“To serve and protect” is a common law enforcement motto. It speaks of the function and duty of law enforcement to serve citizens by protecting them.
Those of us who have families or other people who depend on us financially serve them by providing for their financial needs.
How can we serve our dependents and provide long-term protection, even after we die? Two ways: a will and life insurance.
A will documents what you want to pass on to others when you die, preserving your control over who gets what you leave behind.
Perhaps the most important thing you can do with a will is to leave specific instructions regarding the guardianship and care of minor children. If you don’t do anything else, make a point of putting in place your instructions and desires concerning the care and guardianship of your children in the event of your death. This applies to both parents. Everyone is going to die, but when is the great unknown. You can only make sure you are ready. If you don’t leave legal instructions about who should raise and care for your children, someone else will make the required decisions and the decisions may be completely different than your desires.

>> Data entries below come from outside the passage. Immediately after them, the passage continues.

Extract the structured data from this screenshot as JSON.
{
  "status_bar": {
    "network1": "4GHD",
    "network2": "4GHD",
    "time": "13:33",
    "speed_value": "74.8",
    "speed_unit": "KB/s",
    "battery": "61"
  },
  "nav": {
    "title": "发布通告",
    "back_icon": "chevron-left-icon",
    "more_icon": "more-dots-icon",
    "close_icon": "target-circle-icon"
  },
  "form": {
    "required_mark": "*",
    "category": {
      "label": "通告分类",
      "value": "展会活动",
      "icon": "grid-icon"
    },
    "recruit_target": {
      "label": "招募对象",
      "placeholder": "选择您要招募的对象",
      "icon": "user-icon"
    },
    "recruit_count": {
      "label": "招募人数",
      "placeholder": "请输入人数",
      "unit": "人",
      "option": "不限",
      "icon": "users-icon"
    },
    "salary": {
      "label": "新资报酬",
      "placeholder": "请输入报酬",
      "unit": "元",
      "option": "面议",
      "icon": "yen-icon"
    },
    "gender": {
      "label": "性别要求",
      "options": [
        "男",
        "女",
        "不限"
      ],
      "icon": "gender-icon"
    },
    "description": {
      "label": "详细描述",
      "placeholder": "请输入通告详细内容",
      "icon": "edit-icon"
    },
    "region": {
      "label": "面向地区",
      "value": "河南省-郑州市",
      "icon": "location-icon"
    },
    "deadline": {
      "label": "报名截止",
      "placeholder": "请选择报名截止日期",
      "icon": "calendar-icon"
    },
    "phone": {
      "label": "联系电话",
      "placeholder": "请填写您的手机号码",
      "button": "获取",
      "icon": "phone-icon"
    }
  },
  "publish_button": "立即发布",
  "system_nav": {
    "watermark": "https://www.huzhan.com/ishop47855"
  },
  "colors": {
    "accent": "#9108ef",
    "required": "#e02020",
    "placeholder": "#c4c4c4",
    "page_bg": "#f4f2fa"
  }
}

A will also allows you to say what should happen to all your “stuff” when you die. Again, if you don’t leave legal instructions, someone else will decide. There is not enough room here to cover all the aspects of wills. If you do not want a judge, or some other representative of the state, to say who gets your “stuff” when you die put a will in place. Public libraries have books on writing basic wills. An attorney who specializes in wills is a better alternative, especially if you have a lot of details to address.
Insurance protects against, and offsets, risks. Examples of risks to protect against are illness, car accident, damage to a home and death. Types of insurance include homeowners, auto, life, liability, health and disability. Life insurance is what is important in terms of providing for your dependents.
How much life insurance should you have? Everyone’s situation is different. The usual recommendation is 5 or 10 times your annual salary. That may be a good place to start. However, a more thorough way to decide how much life insurance you should have requires that you invest some time determining actual needs you would like to provide for and figuring out how much money is required to to meet those needs if you were no longer around. Consider needs such as income replacement, mortgage payments, utilities and food, car payments, child care and higher education for children. Determine how much money will be needed annually and multiply by the number of years for which you feel it would be necessary to provide money to your survivors.
Term life insurance is the cheapest and quickest life insurance to put in place – a few hundred dollars a year. Even if money is tight, if you have dependents make every effort to put in place at least a minimal amount of life insurance. This will help your survivors through the transition time necessary to replace lost income and make other financial adjustments.
Disability insurance (short-term and long-term) is one other element of protection to strongly consider. It is likely you know at least one person on disability or who has someone in their family on disability. Disability insurance provides some level of income when you are not able to work at your job or in your chosen profession for an extended period of time. Consider: statistically, at most ages, the probability of disability is more likely than death at that age! Some studies show that as many as 3 out of every 10 workers between ages 25 and 65 will experience an accident or illness that keeps them out of work for three months or longer. Without some income replacement you may face unmanageable debt, inability to save for retirement or even personal bankruptcy.
If you have financial dependents that you desire to serve and protect I encourage you to make sure you have a will and the appropriate insurance in place.